Task directions: Each line of the data must be set down again without a single difference.

Information shown:
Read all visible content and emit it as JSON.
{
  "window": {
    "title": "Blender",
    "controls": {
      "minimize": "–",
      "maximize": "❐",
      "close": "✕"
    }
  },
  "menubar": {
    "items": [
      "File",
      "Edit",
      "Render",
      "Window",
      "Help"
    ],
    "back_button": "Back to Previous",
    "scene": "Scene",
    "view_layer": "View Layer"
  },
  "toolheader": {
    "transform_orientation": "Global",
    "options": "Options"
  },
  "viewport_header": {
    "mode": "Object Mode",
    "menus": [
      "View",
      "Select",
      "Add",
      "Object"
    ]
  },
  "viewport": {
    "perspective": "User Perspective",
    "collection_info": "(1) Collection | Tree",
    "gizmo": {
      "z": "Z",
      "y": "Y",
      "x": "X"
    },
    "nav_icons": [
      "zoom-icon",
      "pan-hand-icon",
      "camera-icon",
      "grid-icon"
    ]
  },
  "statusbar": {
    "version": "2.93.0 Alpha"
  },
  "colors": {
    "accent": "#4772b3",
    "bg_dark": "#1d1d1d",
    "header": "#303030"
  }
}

Output:
Read all visible content and emit it as JSON.
{
  "window": {
    "title": "Blender",
    "controls": {
      "minimize": "–",
      "maximize": "❐",
      "close": "✕"
    }
  },
  "menubar": {
    "items": [
      "File",
      "Edit",
      "Render",
      "Window",
      "Help"
    ],
    "back_button": "Back to Previous",
    "scene": "Scene",
    "view_layer": "View Layer"
  },
  "toolheader": {
    "transform_orientation": "Global",
    "options": "Options"
  },
  "viewport_header": {
    "mode": "Object Mode",
    "menus": [
      "View",
      "Select",
      "Add",
      "Object"
    ]
  },
  "viewport": {
    "perspective": "User Perspective",
    "collection_info": "(1) Collection | Tree",
    "gizmo": {
      "z": "Z",
      "y": "Y",
      "x": "X"
    },
    "nav_icons": [
      "zoom-icon",
      "pan-hand-icon",
      "camera-icon",
      "grid-icon"
    ]
  },
  "statusbar": {
    "version": "2.93.0 Alpha"
  },
  "colors": {
    "accent": "#4772b3",
    "bg_dark": "#1d1d1d",
    "header": "#303030"
  }
}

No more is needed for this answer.